## [Action item]
Nothing but a number should be returned: the count of lines in the records that contain "Defines".

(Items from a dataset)

+--

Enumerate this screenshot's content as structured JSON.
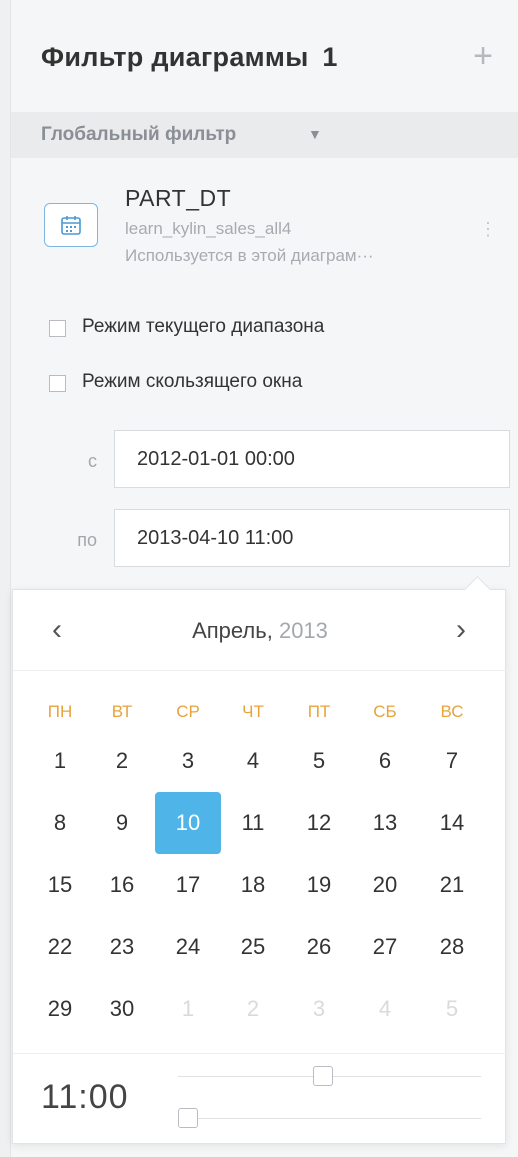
{
  "panel": {
    "title": "Фильтр диаграммы",
    "count": "1",
    "add_icon": "plus-icon"
  },
  "section": {
    "label": "Глобальный фильтр",
    "caret_icon": "caret-down-icon"
  },
  "field": {
    "icon": "calendar-icon",
    "name": "PART_DT",
    "table": "learn_kylin_sales_all4",
    "usage": "Используется в этой диаграм···",
    "more_icon": "more-vertical-icon"
  },
  "modes": [
    {
      "label": "Режим текущего диапазона",
      "checked": false
    },
    {
      "label": "Режим скользящего окна",
      "checked": false
    }
  ],
  "range": {
    "from_label": "с",
    "from_value": "2012-01-01 00:00",
    "to_label": "по",
    "to_value": "2013-04-10 11:00"
  },
  "picker": {
    "prev_icon": "chevron-left-icon",
    "next_icon": "chevron-right-icon",
    "month": "Апрель,",
    "year": "2013",
    "weekdays": [
      "ПН",
      "ВТ",
      "СР",
      "ЧТ",
      "ПТ",
      "СБ",
      "ВС"
    ],
    "weeks": [
      [
        1,
        2,
        3,
        4,
        5,
        6,
        7
      ],
      [
        8,
        9,
        10,
        11,
        12,
        13,
        14
      ],
      [
        15,
        16,
        17,
        18,
        19,
        20,
        21
      ],
      [
        22,
        23,
        24,
        25,
        26,
        27,
        28
      ],
      [
        29,
        30,
        1,
        2,
        3,
        4,
        5
      ]
    ],
    "other_month_from_index": 30,
    "selected_day": 10,
    "time": "11:00",
    "hour_value": 11,
    "hour_max": 23,
    "minute_value": 0,
    "minute_max": 59
  },
  "colors": {
    "accent": "#4fb5e8",
    "weekday": "#e8a33b",
    "muted_text": "#a7abb0"
  }
}
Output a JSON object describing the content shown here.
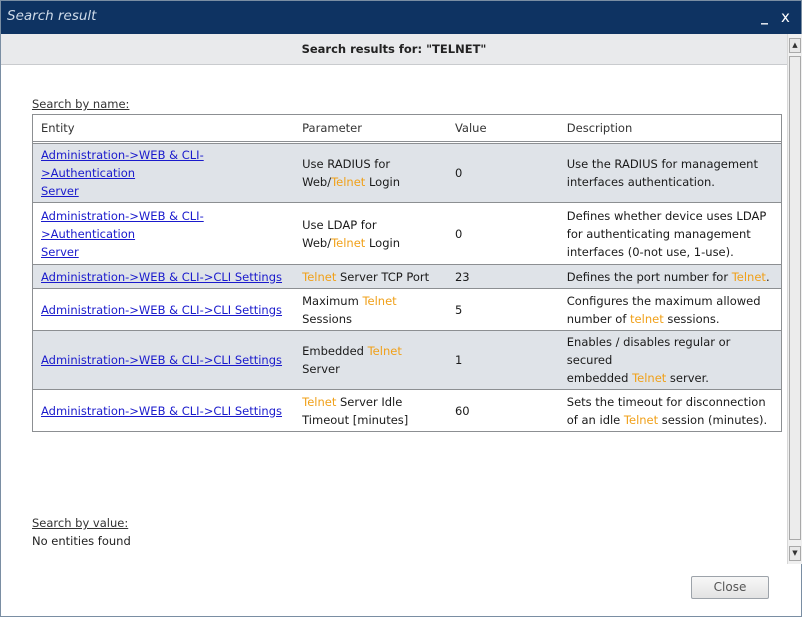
{
  "window": {
    "title": "Search result",
    "minimize_glyph": "_",
    "close_glyph": "x"
  },
  "header": {
    "text": "Search results for: \"TELNET\""
  },
  "search_by_name": {
    "label": "Search by name:",
    "columns": [
      "Entity",
      "Parameter",
      "Value",
      "Description"
    ],
    "rows": [
      {
        "entity_line1": "Administration->WEB & CLI->Authentication",
        "entity_line2": "Server",
        "param": [
          "Use RADIUS for",
          "Web/",
          "Telnet",
          " Login"
        ],
        "value": "0",
        "desc": [
          "Use the RADIUS for management",
          "interfaces authentication."
        ]
      },
      {
        "entity_line1": "Administration->WEB & CLI->Authentication",
        "entity_line2": "Server",
        "param": [
          "Use LDAP for",
          "Web/",
          "Telnet",
          " Login"
        ],
        "value": "0",
        "desc": [
          "Defines whether device uses LDAP",
          "for authenticating management",
          "interfaces (0-not use, 1-use)."
        ]
      },
      {
        "entity_line1": "Administration->WEB & CLI->CLI Settings",
        "param": [
          "Telnet",
          " Server TCP Port"
        ],
        "value": "23",
        "desc": [
          "Defines the port number for ",
          "Telnet",
          "."
        ]
      },
      {
        "entity_line1": "Administration->WEB & CLI->CLI Settings",
        "param": [
          "Maximum ",
          "Telnet",
          "Sessions"
        ],
        "value": "5",
        "desc": [
          "Configures the maximum allowed",
          "number of ",
          "telnet",
          " sessions."
        ]
      },
      {
        "entity_line1": "Administration->WEB & CLI->CLI Settings",
        "param": [
          "Embedded ",
          "Telnet",
          "Server"
        ],
        "value": "1",
        "desc": [
          "Enables / disables regular or secured",
          "embedded ",
          "Telnet",
          " server."
        ]
      },
      {
        "entity_line1": "Administration->WEB & CLI->CLI Settings",
        "param": [
          "Telnet",
          " Server Idle",
          "Timeout [minutes]"
        ],
        "value": "60",
        "desc": [
          "Sets the timeout for disconnection",
          "of an idle ",
          "Telnet",
          " session (minutes)."
        ]
      }
    ]
  },
  "search_by_value": {
    "label": "Search by value:",
    "result": "No entities found"
  },
  "footer": {
    "close_label": "Close"
  },
  "colors": {
    "title_bar": "#0e3362",
    "keyword_highlight": "#f0a019",
    "link": "#1a1acc",
    "odd_row": "#dfe3e8"
  }
}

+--

## [Answer section]
2